On September 16, Secretary of State Antony J. Blinken criticized the disqualification of seven Hong Kong local level politicians in a tweet pledging, as he has in the past, to “stand with the people of Hong Kong.” The district councilors had fallen afoul of a new loyalty test to the Chinese Communist Party. China has already demolished Hong Kong’s partial democracy, reducing the number of elected seats in the citywide Legislative Council and exerting even more control over the process of installing Beijing’s pick for the city’s chief executive. December elections for the Legislative Council will give Beijing a rubber stamp body, much like the one it has on the mainland.
Blinken’s tweet was accurate and unremarkable, but soon the State Department took it down and posted a new, less forthright one, apparently after the Chinese Foreign Ministry criticized “irresponsible comments from certain US politicians.”
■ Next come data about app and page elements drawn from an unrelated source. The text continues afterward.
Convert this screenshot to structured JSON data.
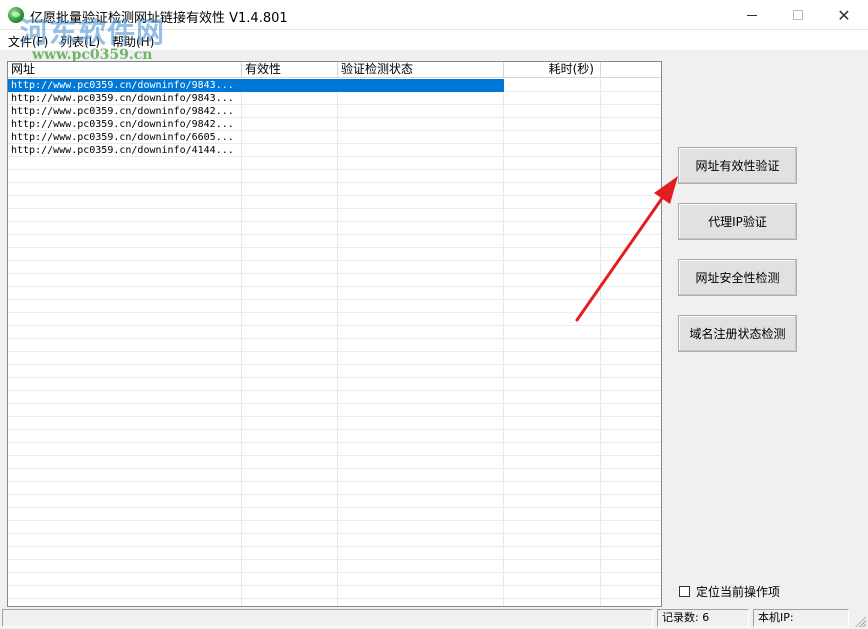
{
  "window": {
    "title": "亿愿批量验证检测网址链接有效性 V1.4.801",
    "icon": "app-globe-icon"
  },
  "watermark": {
    "logo_text": "河东软件网",
    "url_text": "www.pc0359.cn"
  },
  "menu": {
    "items": [
      {
        "label": "文件(F)"
      },
      {
        "label": "列表(L)"
      },
      {
        "label": "帮助(H)"
      }
    ]
  },
  "table": {
    "columns": [
      "网址",
      "有效性",
      "验证检测状态",
      "耗时(秒)"
    ],
    "rows": [
      {
        "url": "http://www.pc0359.cn/downinfo/9843...",
        "validity": "",
        "status": "",
        "time": "",
        "selected": true
      },
      {
        "url": "http://www.pc0359.cn/downinfo/9843...",
        "validity": "",
        "status": "",
        "time": ""
      },
      {
        "url": "http://www.pc0359.cn/downinfo/9842...",
        "validity": "",
        "status": "",
        "time": ""
      },
      {
        "url": "http://www.pc0359.cn/downinfo/9842...",
        "validity": "",
        "status": "",
        "time": ""
      },
      {
        "url": "http://www.pc0359.cn/downinfo/6605...",
        "validity": "",
        "status": "",
        "time": ""
      },
      {
        "url": "http://www.pc0359.cn/downinfo/4144...",
        "validity": "",
        "status": "",
        "time": ""
      }
    ]
  },
  "buttons": {
    "url_validity": "网址有效性验证",
    "proxy_ip": "代理IP验证",
    "url_security": "网址安全性检测",
    "domain_registration": "域名注册状态检测"
  },
  "options": {
    "locate_current_label": "定位当前操作项",
    "locate_current_checked": false
  },
  "status": {
    "record_count": "记录数: 6",
    "local_ip": "本机IP:"
  },
  "colors": {
    "selection": "#0078d7",
    "annotation_arrow": "#e02020",
    "watermark_blue": "#3c8cd2",
    "watermark_green": "#46a03c"
  }
}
The State Department explained that it intended the tweet to come from spokesman Ned Price’s account and not Blinken’s. (And Price’s version of the tweet is still live.) Still, it’s worth looking at the differences between the original and the watered-down replacement. In addition to dropping the “stand with” pledge, the new tweet omitted support for “fundamental human rights & freedoms.” Instead Blinken offered the anodyne “government should serve the people they represent.” Of course, Chinese Communist cadres will have little beef with that. Since Mao’s time, it has been routine to emphasize that “the party serves the people.”